## Task brief
When you copy the entries, keep every word exactly as it is and drop the images.
*** Stored data ***
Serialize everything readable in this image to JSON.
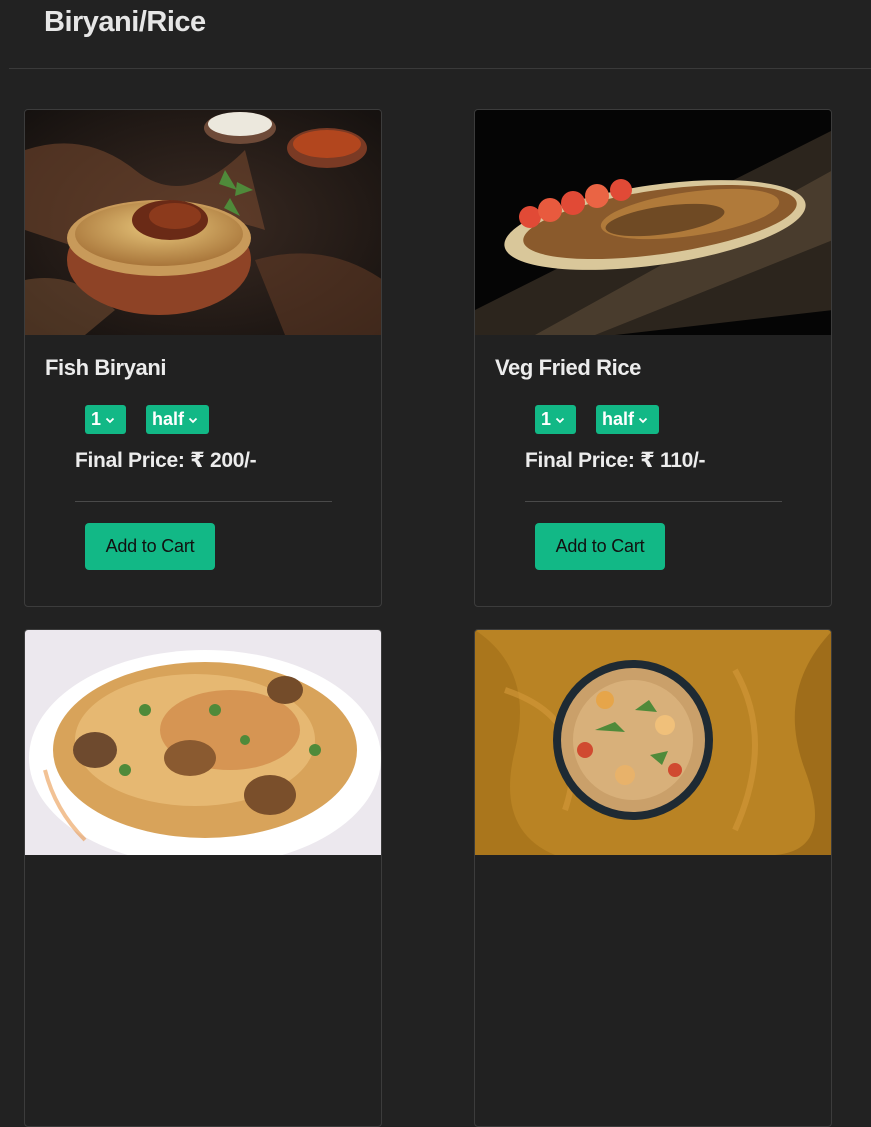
{
  "category": {
    "title": "Biryani/Rice"
  },
  "items": [
    {
      "name": "Fish Biryani",
      "quantity": "1",
      "size": "half",
      "price_label": "Final Price:",
      "price_value": "₹ 200/-",
      "add_label": "Add to Cart"
    },
    {
      "name": "Veg Fried Rice",
      "quantity": "1",
      "size": "half",
      "price_label": "Final Price:",
      "price_value": "₹ 110/-",
      "add_label": "Add to Cart"
    },
    {},
    {}
  ],
  "colors": {
    "background": "#222222",
    "accent": "#12b886",
    "text": "#ececec",
    "card_border": "#3c3c3c"
  },
  "icons": {
    "dropdown": "chevron-down-icon"
  }
}
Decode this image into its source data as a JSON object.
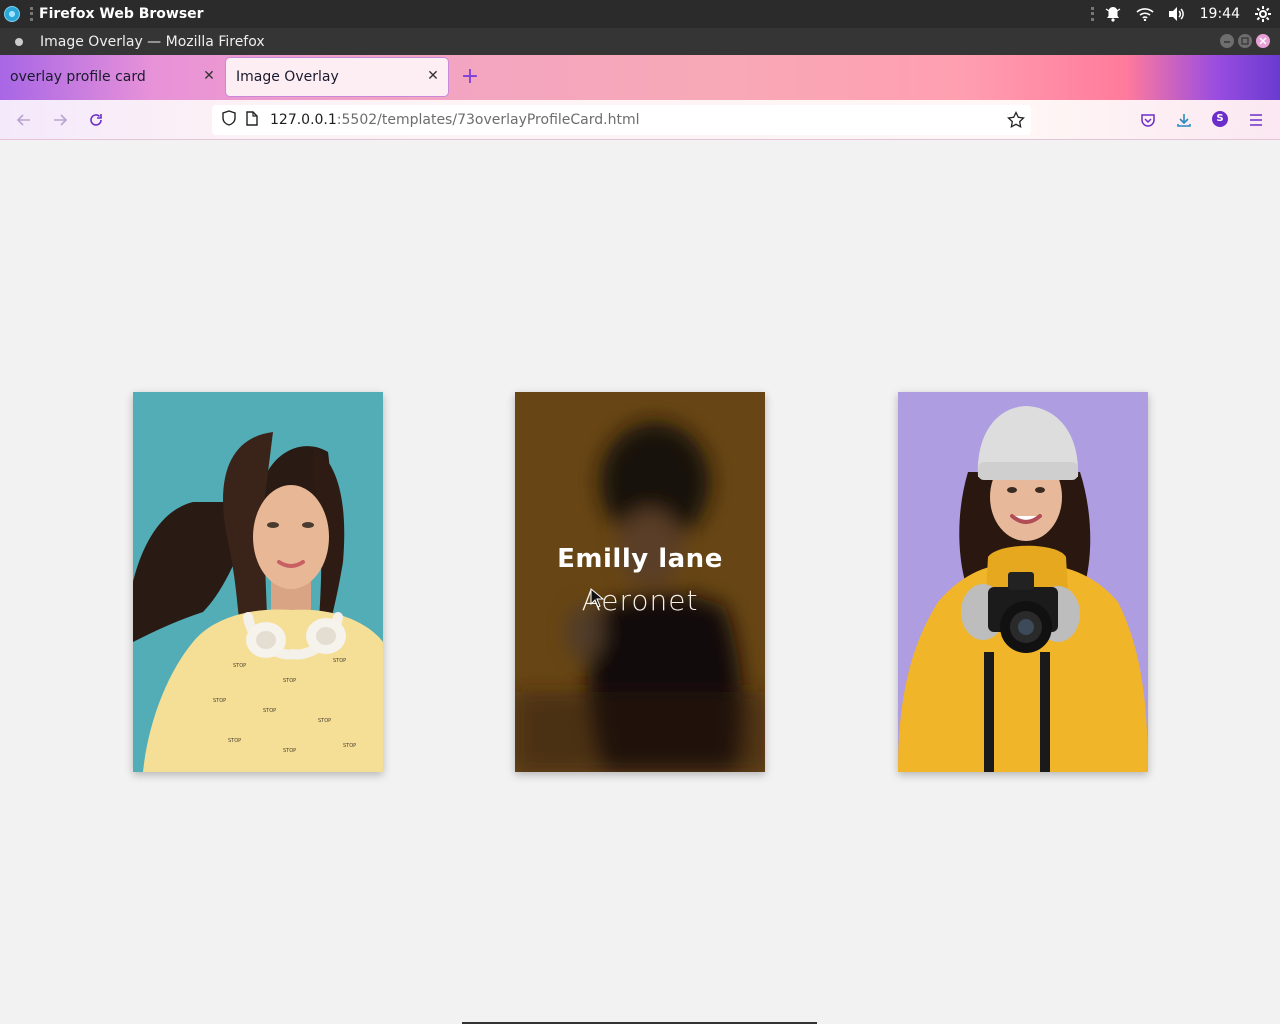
{
  "system_bar": {
    "app_name": "Firefox Web Browser",
    "clock": "19:44"
  },
  "window": {
    "title": "Image Overlay — Mozilla Firefox"
  },
  "tabs": [
    {
      "label": "overlay profile card",
      "active": false
    },
    {
      "label": "Image Overlay",
      "active": true
    }
  ],
  "address_bar": {
    "host": "127.0.0.1",
    "rest": ":5502/templates/73overlayProfileCard.html"
  },
  "account": {
    "initial": "S"
  },
  "cards": [
    {
      "id": "card-1",
      "subject": "woman with headphones on teal background"
    },
    {
      "id": "card-2",
      "subject": "blurred portrait with overlay",
      "name": "Emilly lane",
      "role": "Aeronet"
    },
    {
      "id": "card-3",
      "subject": "woman in knit hat holding camera on lavender background"
    }
  ],
  "colors": {
    "accent": "#7b3fd9",
    "card1_bg": "#4aa9b4",
    "card2_bg": "#6b4616",
    "card3_bg": "#a894de"
  }
}
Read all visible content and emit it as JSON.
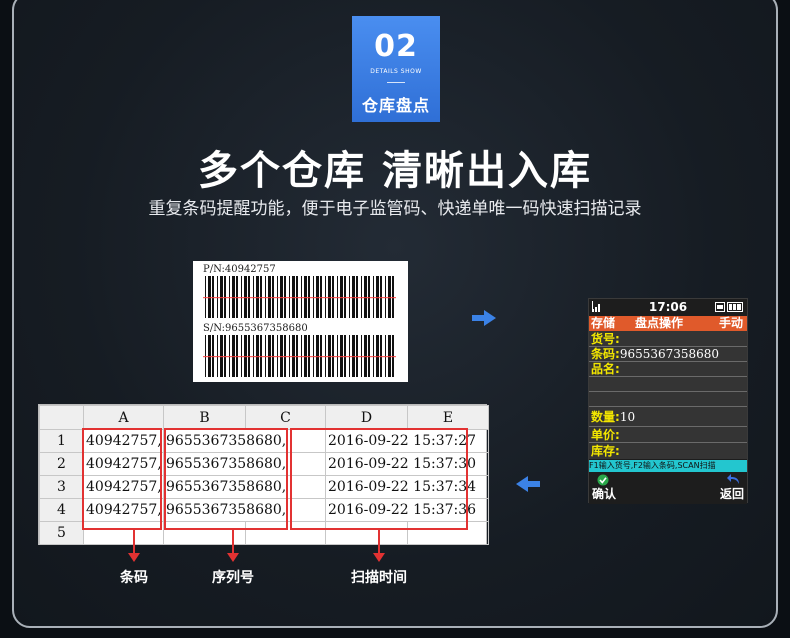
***
## Written answer
Serialize everything readable in this image to JSON.
{
  "category": {
    "title": "Biryani/Rice"
  },
  "items": [
    {
      "name": "Fish Biryani",
      "quantity": "1",
      "size": "half",
      "price_label": "Final Price:",
      "price_value": "₹ 200/-",
      "add_label": "Add to Cart"
    },
    {
      "name": "Veg Fried Rice",
      "quantity": "1",
      "size": "half",
      "price_label": "Final Price:",
      "price_value": "₹ 110/-",
      "add_label": "Add to Cart"
    },
    {},
    {}
  ],
  "colors": {
    "background": "#222222",
    "accent": "#12b886",
    "text": "#ececec",
    "card_border": "#3c3c3c"
  },
  "icons": {
    "dropdown": "chevron-down-icon"
  }
}
Decode this image into its source data as a JSON object.
{
  "system_bar": {
    "app_name": "Firefox Web Browser",
    "clock": "19:44"
  },
  "window": {
    "title": "Image Overlay — Mozilla Firefox"
  },
  "tabs": [
    {
      "label": "overlay profile card",
      "active": false
    },
    {
      "label": "Image Overlay",
      "active": true
    }
  ],
  "address_bar": {
    "host": "127.0.0.1",
    "rest": ":5502/templates/73overlayProfileCard.html"
  },
  "account": {
    "initial": "S"
  },
  "cards": [
    {
      "id": "card-1",
      "subject": "woman with headphones on teal background"
    },
    {
      "id": "card-2",
      "subject": "blurred portrait with overlay",
      "name": "Emilly lane",
      "role": "Aeronet"
    },
    {
      "id": "card-3",
      "subject": "woman in knit hat holding camera on lavender background"
    }
  ],
  "colors": {
    "accent": "#7b3fd9",
    "card1_bg": "#4aa9b4",
    "card2_bg": "#6b4616",
    "card3_bg": "#a894de"
  }
}
Read all visible content and emit it as JSON.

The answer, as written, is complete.